A powerful wind strips the topsoil from desiccated farmlands in South Dakota, one of a series of disastrous windstorms that year. The drought-ridden land of the Southern Plains became known as the Dust Bowl; it was useless to farmers, and only exacerbated the economic problems of the Great Depression. Within two days, dust from the South Dakota storm had reached all the way to Albany, New York.
Dust storms plagued the West throughout the 1930s and eventually the devastated area covered nearly 100 million acres. Rising like ominous black clouds on the horizon, the dust storms destroyed crops, choked livestock to death, and damaged human health. During 1938, the worst year of the dust storms, it is estimated that 850 million tons of topsoil disappeared with the winds. The size and scope of the problem have led some historians to call the Dust Bowl the worst environmental disaster in American history.
The cause of the Dust Bowl is still unclear. Widespread drought-which killed crops and turned the topsoil into a light powder-was undoubtedly a factor. However, some have argued that the farmers played their part by replacing native grasses with wheat and less hardy crops.

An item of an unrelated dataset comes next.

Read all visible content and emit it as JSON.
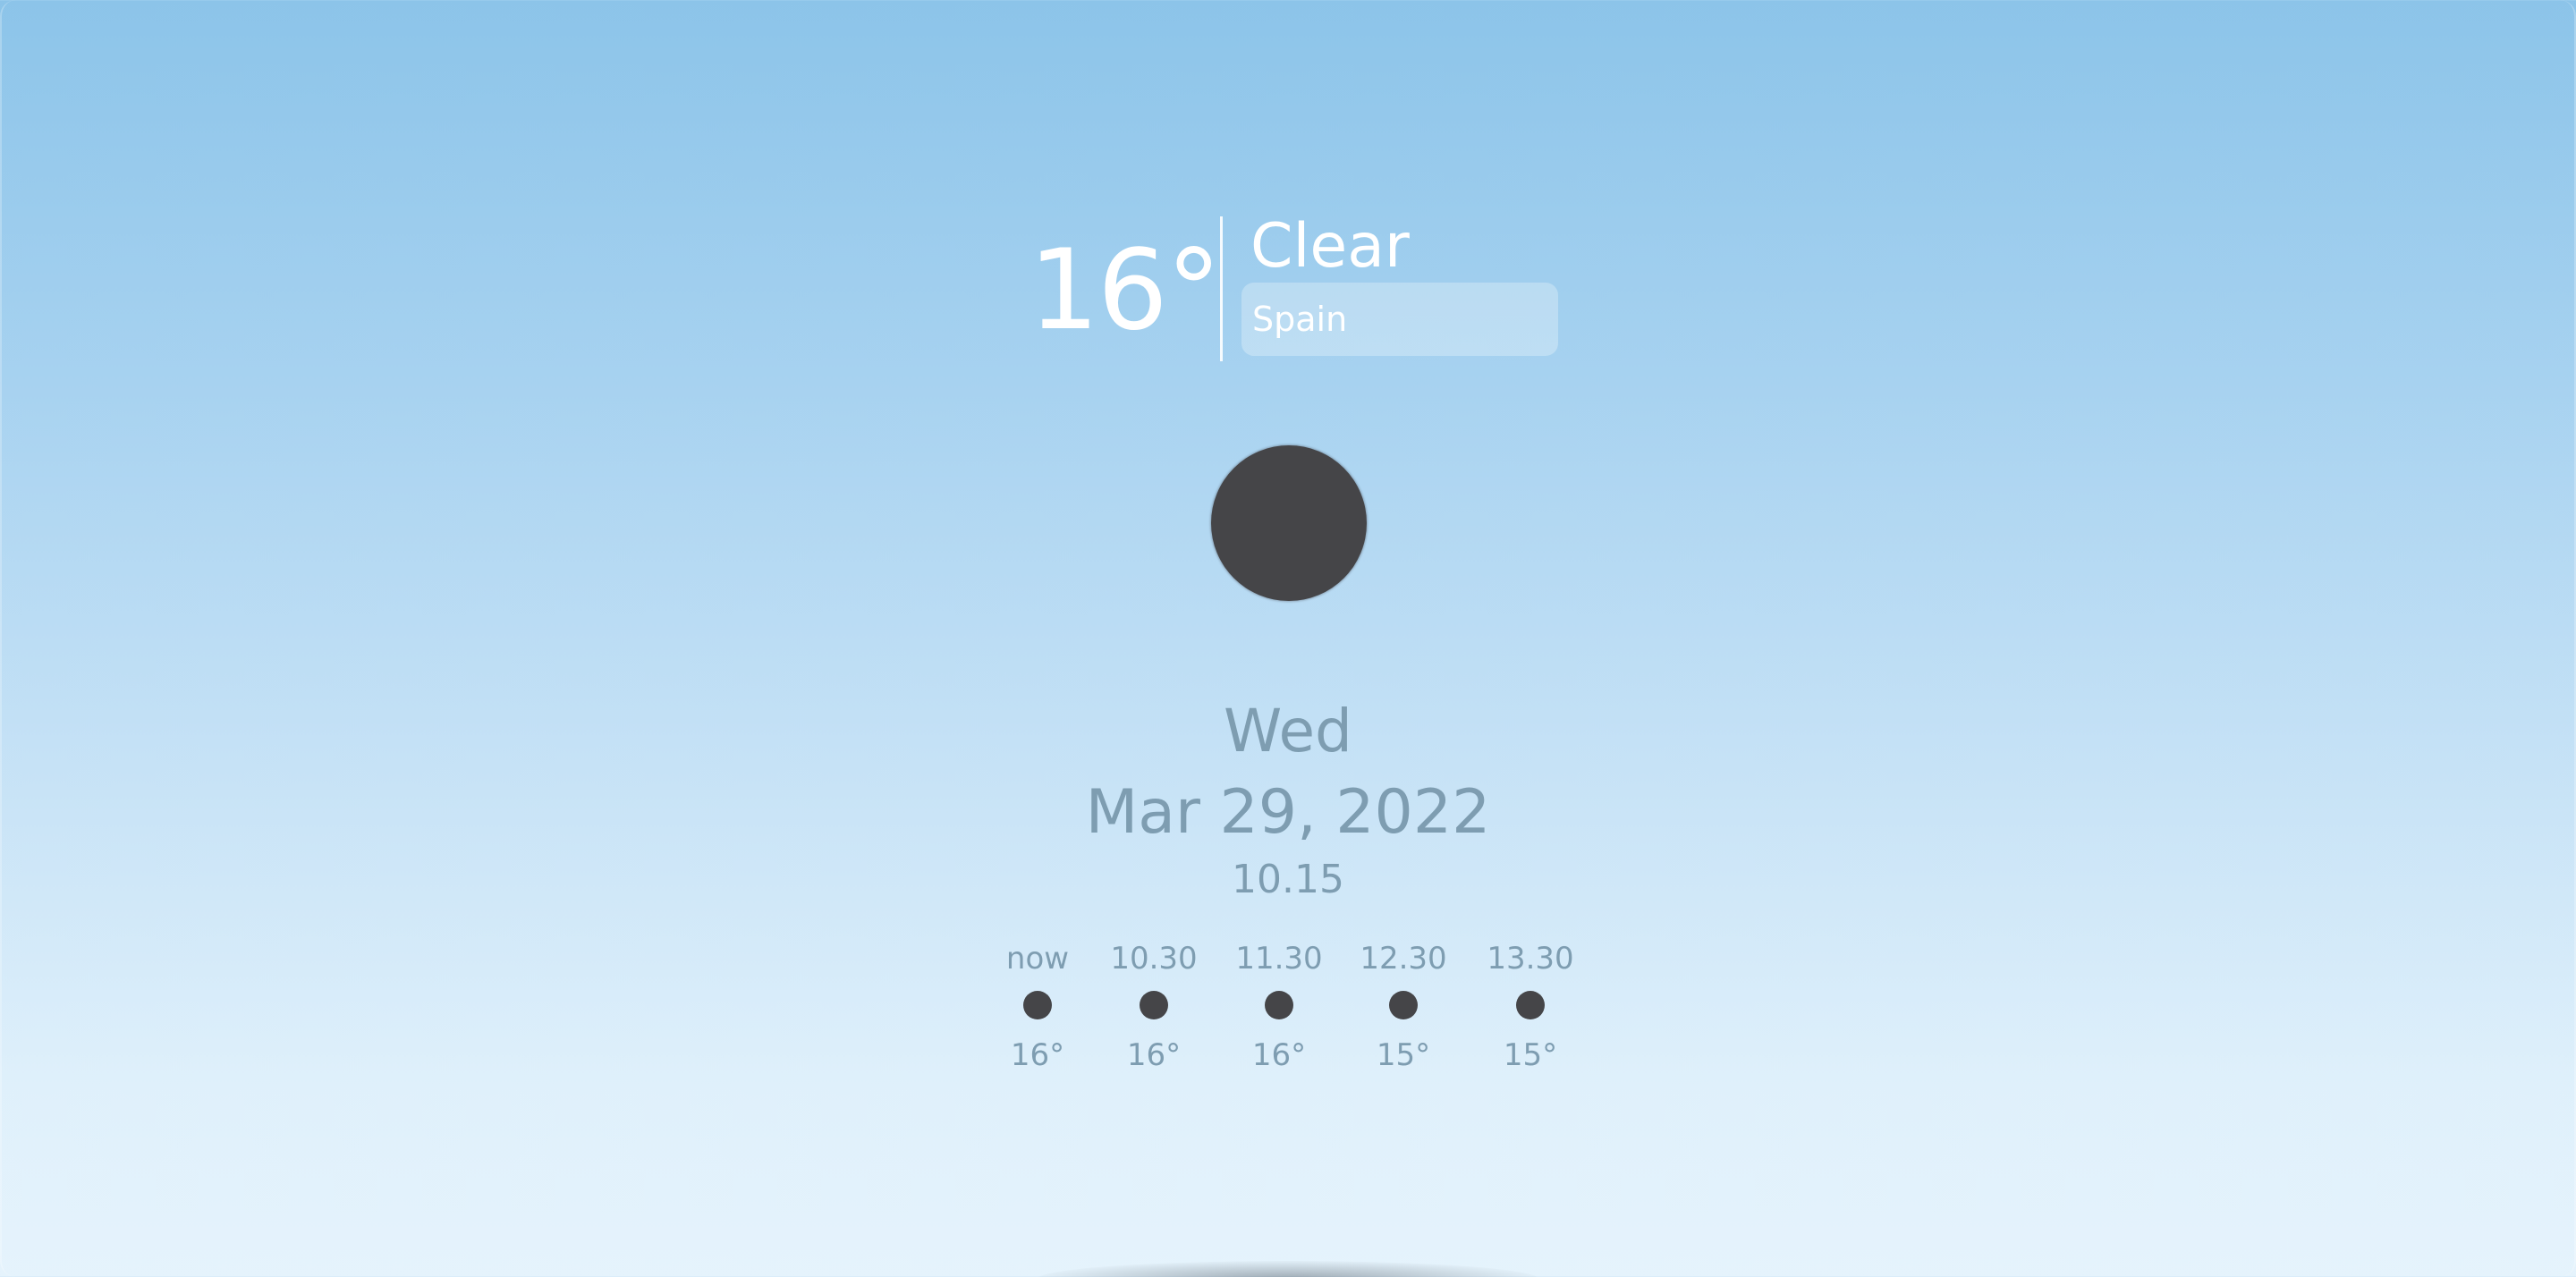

Whatever the causes, the Roosevelt administration responded to the Dust Bowl with a billion- dollar program to aid and educate farmers in soil conservation techniques that have become standard practice. After the rains returned in 1941, the region bloomed once again. Severe droughts have occurred since, but none have been as devastating as the Dust Bowl days of the 1930s.